Is the message getting through? We already know enough about AIDS to prevent its spread, but ignorance, complacency, fear and bigotry continue to stop many from taking adequate precautions.
We know enough about how the infection is transmitted to protect ourselves from it without resorting to such extremes as mandatory testing, enforced quarantine or total celibacy. But too few people are heeding the AIDS message. Perhaps many simply don't like or want to believe what they hear, preferring to think that AIDS "can't happen to them." Experts repeatedly remind us that infective agents do not discriminate, but can infect any and everyone. Like other communicable diseases, AIDS can strike anyone. It is not necessarily confined to a few high-risk groups. We must all protect ourselves from this infection and teach our children about it in time to take effective precautions. Given the right measures, no one need get AIDS.
The pandemic continues:
Many of us have forgotten about the virulence of widespread epidemics, such as the 1917/18 influenza pandemic which killed over 21 million people, including 50,000 Canadians.

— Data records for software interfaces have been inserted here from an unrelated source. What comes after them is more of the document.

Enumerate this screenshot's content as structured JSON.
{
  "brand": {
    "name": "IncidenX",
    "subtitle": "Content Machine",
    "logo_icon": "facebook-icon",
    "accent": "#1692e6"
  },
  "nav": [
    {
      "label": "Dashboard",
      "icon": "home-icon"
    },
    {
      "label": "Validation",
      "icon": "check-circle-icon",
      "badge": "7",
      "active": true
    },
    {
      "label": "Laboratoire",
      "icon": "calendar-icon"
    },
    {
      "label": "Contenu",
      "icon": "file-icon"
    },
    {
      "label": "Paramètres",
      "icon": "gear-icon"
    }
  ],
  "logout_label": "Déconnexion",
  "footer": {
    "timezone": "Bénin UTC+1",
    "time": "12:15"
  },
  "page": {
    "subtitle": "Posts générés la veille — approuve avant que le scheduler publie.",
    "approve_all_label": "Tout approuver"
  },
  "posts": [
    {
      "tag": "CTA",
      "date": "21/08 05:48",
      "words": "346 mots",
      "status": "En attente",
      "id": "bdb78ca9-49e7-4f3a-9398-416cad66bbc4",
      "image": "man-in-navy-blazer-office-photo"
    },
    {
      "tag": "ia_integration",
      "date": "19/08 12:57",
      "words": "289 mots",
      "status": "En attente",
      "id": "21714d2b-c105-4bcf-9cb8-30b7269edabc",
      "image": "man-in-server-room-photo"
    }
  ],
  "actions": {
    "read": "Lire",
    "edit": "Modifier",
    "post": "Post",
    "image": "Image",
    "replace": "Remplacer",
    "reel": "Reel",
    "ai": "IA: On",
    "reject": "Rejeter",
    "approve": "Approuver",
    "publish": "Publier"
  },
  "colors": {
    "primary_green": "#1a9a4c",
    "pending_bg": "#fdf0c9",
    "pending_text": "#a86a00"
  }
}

Having been lulled into false security by modern antibiotics and vaccines about our ability to conquer infections, the Western world was ill prepared to cope with the advent of AIDS in 1981. (Retro- spective studies now put the first reported U.S. case of AIDS as far back as 1968.) The arrival of a new and lethal virus caught us off guard. Research suggests that the agent responsible for AIDS probably dates from the 1950s, with a chance infection of humans by a modified Simian virus found in African green monkeys. Whatever its origins, scientists surmise that the disease spread from Africa to the Caribbean and Europe, then to the U.S. Current estimates are that 1.5 to 2 million Americans are now probably...